This small map was prepared to illustrate a section of Baron Lahontan's imaginary west to east Long River (Riviere Longue), rising in distant western mountains and emptying into the upper Mississippi.
Lahontan's Long River was one of the most influential of all cartographic myths, affecting the cartographic landscape of the upper Mississippi, Plains and Rocky Mountain Regions, for nearly fifty years.
The present map shows one of a Crocodile at the top, along with methods of the local Indians hunting and cooking "Boeuf" (Buffalo).
Nouveaux Voyages Dans L'Amerique Septentrionale

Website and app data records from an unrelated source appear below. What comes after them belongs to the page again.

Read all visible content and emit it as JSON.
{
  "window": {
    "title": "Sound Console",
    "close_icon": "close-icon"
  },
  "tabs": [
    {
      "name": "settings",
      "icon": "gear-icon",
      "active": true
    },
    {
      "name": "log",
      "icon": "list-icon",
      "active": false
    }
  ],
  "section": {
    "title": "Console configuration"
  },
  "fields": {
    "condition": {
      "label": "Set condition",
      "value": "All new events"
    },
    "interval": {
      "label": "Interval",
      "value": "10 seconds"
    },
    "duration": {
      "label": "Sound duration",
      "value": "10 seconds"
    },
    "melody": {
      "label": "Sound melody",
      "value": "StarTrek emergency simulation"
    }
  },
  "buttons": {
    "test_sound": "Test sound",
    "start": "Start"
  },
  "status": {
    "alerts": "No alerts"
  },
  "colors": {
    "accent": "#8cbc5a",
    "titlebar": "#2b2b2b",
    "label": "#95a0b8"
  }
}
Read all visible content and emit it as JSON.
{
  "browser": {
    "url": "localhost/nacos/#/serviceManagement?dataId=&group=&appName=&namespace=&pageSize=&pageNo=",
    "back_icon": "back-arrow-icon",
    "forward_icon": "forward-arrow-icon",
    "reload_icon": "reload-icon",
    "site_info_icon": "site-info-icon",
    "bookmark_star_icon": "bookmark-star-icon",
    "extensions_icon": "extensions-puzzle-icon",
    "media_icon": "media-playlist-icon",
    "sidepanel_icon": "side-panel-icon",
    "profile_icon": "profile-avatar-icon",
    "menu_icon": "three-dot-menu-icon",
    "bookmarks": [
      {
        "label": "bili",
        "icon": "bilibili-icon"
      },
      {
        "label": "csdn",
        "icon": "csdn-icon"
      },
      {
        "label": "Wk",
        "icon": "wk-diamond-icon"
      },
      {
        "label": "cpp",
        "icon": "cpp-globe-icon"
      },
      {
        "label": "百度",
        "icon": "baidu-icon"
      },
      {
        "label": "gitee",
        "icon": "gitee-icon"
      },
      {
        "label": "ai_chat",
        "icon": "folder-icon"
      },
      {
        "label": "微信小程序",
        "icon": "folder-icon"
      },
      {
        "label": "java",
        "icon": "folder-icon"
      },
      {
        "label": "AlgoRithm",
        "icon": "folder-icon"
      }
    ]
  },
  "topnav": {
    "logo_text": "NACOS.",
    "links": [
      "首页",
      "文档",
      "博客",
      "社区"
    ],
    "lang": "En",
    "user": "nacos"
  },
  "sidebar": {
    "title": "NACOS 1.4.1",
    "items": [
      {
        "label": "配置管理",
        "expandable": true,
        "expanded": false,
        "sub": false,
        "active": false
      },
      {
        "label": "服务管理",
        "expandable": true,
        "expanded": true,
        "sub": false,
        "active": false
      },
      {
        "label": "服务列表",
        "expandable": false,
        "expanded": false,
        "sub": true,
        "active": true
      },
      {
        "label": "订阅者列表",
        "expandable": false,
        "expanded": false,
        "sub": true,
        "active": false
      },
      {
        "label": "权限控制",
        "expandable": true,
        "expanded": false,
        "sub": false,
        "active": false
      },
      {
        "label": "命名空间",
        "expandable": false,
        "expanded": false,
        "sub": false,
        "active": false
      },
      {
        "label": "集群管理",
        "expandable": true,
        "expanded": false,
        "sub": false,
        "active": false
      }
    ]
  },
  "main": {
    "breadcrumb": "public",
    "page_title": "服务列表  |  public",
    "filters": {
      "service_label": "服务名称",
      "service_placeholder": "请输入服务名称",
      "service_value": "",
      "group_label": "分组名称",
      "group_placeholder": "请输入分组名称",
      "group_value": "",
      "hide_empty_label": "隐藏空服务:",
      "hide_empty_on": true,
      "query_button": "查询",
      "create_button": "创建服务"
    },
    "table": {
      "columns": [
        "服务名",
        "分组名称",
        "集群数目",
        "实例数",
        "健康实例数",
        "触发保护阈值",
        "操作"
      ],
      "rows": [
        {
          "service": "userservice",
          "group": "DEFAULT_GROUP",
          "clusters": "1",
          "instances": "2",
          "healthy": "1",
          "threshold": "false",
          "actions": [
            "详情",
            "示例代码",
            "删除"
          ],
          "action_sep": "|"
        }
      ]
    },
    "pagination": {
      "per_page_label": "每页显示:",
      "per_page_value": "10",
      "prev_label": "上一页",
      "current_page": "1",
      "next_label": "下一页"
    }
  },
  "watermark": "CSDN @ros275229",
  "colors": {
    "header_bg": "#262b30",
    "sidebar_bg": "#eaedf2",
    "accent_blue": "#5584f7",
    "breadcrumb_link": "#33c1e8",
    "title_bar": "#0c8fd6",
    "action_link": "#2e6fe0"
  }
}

Lahontan joined the French Marine Corps and was sent to New France in 1683. He quickly learned the Indian languages and became adept in wilderness survival. He was sent to command Fort St. Joseph, near the present site of Port Huron, Michigan. He spent much of his time in America exploring the region. In 1688 he joined a party of Chippewa Indians in a raid on the Iroquois and later abandoned his fort and went to Michilimackinac. During the following winter he explored the upper Mississippi valley where he allegedly discovered the "Longue River". After several other adventures, including a successful attack on five English frigates in the Gulf of St. Lawrence, he eventually deserted the French military and returned to Europe.
Lahontan's Nouveaux voyages dans l'Amérique septentrionale (1703) was an immensely popular if somewhat fanciful account of his travels. While acknowledging the western terminus of his travels, Lahontan presented Native American reports of a great river, flowing to high mountains, with a great saltwater body beyond the mountains. Lahontan's account of these reports convinced many of the world's greatest intellects of the existence of this mythical waterway, which resulted in his account being accepted and incorporated by most of the major mapmakers of the period.
The Riviere Longue was reported along with a short pass through the mountains from which another river flowed (presumably) into the Pacific. He included accounts of Indian tribes who lived on islands in a great lake near the source of the river, and tales of crocodiles filling the waterways. He also used the book, in the form of a dialogue with an Indian named Adorio (The Rat), for a controversial attack on what were then-accepted doctrines of Christianity. The earliest known cartographic representations of the Rocky Mountains are influenced by his work, namely De L'Isle's 1700 map of North America.